-- DATA FOR THE TASK follows --

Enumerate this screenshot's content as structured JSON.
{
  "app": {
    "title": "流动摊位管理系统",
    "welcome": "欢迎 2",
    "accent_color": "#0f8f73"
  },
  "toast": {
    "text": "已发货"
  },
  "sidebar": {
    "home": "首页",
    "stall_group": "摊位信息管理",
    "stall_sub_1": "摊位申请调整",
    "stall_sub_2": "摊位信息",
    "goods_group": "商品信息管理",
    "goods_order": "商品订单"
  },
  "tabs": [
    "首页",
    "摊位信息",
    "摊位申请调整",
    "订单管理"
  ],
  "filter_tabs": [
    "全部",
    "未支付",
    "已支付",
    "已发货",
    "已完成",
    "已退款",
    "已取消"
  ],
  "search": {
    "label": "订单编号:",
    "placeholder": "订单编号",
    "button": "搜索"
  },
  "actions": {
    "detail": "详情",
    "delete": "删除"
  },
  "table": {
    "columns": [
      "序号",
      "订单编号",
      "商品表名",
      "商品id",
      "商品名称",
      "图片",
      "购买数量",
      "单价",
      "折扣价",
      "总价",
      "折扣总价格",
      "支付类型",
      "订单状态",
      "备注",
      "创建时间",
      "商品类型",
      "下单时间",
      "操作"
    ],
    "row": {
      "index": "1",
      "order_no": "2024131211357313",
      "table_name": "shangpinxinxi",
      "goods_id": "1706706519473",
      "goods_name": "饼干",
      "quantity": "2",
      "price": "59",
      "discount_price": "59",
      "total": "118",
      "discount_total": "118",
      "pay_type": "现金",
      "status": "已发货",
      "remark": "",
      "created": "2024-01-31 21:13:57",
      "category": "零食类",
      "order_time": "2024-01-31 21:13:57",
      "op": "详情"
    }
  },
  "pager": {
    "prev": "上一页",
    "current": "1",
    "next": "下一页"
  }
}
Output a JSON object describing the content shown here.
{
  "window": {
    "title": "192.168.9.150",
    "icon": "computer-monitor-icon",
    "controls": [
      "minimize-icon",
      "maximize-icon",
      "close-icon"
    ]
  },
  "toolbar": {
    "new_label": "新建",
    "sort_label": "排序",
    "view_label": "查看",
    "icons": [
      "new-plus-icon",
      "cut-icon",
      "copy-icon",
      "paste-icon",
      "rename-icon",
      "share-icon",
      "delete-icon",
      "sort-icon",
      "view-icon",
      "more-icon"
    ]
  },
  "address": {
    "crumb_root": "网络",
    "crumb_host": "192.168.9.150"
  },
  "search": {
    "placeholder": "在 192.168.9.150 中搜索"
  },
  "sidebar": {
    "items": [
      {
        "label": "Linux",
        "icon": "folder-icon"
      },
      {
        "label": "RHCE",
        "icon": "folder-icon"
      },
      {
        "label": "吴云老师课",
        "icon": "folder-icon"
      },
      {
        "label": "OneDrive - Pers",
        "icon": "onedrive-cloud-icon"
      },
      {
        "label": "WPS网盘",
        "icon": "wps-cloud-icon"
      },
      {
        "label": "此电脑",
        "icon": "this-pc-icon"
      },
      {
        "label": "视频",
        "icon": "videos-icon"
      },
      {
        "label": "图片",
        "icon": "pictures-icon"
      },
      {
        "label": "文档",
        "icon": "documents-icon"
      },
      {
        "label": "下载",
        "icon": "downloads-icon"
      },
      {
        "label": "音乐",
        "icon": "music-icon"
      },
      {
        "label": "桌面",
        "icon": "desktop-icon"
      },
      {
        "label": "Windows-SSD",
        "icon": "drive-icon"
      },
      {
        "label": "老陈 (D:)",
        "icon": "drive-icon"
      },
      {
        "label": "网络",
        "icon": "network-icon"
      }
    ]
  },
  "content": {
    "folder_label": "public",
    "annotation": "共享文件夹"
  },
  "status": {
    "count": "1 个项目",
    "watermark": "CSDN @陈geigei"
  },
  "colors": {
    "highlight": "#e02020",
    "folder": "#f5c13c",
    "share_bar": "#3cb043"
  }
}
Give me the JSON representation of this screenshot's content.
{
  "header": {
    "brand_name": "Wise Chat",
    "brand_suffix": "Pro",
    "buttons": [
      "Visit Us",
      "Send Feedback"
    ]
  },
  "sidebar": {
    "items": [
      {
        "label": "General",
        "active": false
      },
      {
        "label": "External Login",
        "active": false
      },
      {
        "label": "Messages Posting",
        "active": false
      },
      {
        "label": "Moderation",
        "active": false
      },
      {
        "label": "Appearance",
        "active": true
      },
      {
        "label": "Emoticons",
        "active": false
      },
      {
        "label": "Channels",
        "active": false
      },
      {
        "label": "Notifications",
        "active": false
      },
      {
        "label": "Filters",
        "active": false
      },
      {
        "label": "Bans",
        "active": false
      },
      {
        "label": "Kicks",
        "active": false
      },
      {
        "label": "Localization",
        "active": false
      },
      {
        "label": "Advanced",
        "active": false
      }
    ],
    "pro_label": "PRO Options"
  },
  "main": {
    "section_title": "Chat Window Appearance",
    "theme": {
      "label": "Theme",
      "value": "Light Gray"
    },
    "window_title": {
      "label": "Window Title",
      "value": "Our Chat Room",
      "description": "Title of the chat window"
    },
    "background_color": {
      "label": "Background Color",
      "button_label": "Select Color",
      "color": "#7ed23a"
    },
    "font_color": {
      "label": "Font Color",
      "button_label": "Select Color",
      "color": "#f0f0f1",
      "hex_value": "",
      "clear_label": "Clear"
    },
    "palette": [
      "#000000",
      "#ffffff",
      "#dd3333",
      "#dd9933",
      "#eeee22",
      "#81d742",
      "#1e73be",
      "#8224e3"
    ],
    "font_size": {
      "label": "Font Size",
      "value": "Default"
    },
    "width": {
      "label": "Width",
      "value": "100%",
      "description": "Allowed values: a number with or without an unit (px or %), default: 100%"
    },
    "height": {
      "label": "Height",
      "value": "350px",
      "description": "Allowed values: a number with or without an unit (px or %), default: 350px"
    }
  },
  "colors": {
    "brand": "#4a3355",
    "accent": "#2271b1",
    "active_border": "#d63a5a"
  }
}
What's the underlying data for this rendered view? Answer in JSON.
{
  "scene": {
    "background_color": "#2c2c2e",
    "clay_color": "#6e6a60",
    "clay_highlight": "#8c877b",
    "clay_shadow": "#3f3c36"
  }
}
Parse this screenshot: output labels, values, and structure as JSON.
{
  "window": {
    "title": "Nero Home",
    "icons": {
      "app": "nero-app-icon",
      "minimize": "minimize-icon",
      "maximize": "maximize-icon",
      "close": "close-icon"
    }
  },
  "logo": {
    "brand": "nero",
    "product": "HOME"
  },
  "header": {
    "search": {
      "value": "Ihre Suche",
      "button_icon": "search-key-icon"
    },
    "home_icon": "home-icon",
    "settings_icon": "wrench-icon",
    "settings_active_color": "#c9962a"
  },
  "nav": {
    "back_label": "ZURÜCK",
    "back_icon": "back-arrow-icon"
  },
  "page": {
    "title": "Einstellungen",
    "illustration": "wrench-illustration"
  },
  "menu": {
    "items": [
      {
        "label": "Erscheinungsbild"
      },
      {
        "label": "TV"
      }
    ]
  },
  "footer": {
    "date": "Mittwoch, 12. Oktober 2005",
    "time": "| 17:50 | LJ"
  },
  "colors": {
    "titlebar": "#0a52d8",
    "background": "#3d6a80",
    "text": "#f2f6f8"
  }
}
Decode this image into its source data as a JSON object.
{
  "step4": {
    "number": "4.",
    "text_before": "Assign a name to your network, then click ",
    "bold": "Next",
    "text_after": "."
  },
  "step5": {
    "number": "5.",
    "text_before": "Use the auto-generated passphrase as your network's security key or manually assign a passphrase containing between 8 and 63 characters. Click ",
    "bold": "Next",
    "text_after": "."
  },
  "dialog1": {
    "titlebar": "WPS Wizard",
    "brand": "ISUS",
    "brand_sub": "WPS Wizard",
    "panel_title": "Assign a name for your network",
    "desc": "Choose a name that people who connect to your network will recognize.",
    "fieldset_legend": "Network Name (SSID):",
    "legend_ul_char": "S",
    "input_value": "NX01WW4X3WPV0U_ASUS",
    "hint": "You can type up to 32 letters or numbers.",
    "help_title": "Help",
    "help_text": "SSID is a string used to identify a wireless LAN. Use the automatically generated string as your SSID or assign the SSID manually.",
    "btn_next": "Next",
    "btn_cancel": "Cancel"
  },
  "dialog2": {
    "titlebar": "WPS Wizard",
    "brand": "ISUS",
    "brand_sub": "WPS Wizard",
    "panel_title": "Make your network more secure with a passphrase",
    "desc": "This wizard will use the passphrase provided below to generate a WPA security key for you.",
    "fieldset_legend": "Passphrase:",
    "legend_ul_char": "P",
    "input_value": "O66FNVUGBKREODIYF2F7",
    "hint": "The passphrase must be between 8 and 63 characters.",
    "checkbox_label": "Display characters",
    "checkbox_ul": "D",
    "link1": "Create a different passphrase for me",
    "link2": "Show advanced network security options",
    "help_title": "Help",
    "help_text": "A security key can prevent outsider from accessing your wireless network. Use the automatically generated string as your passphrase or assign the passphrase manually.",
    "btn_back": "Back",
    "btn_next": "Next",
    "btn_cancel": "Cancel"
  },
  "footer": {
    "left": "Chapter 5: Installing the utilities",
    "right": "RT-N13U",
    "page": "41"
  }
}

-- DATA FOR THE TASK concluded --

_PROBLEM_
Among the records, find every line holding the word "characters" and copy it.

_SOLUTION TO THIS PROBLEM_
    "text_before": "Use the auto-generated passphrase as your network's security key or manually assign a passphrase containing between 8 and 63 characters. Click ",
    "hint": "The passphrase must be between 8 and 63 characters.",
    "checkbox_label": "Display characters",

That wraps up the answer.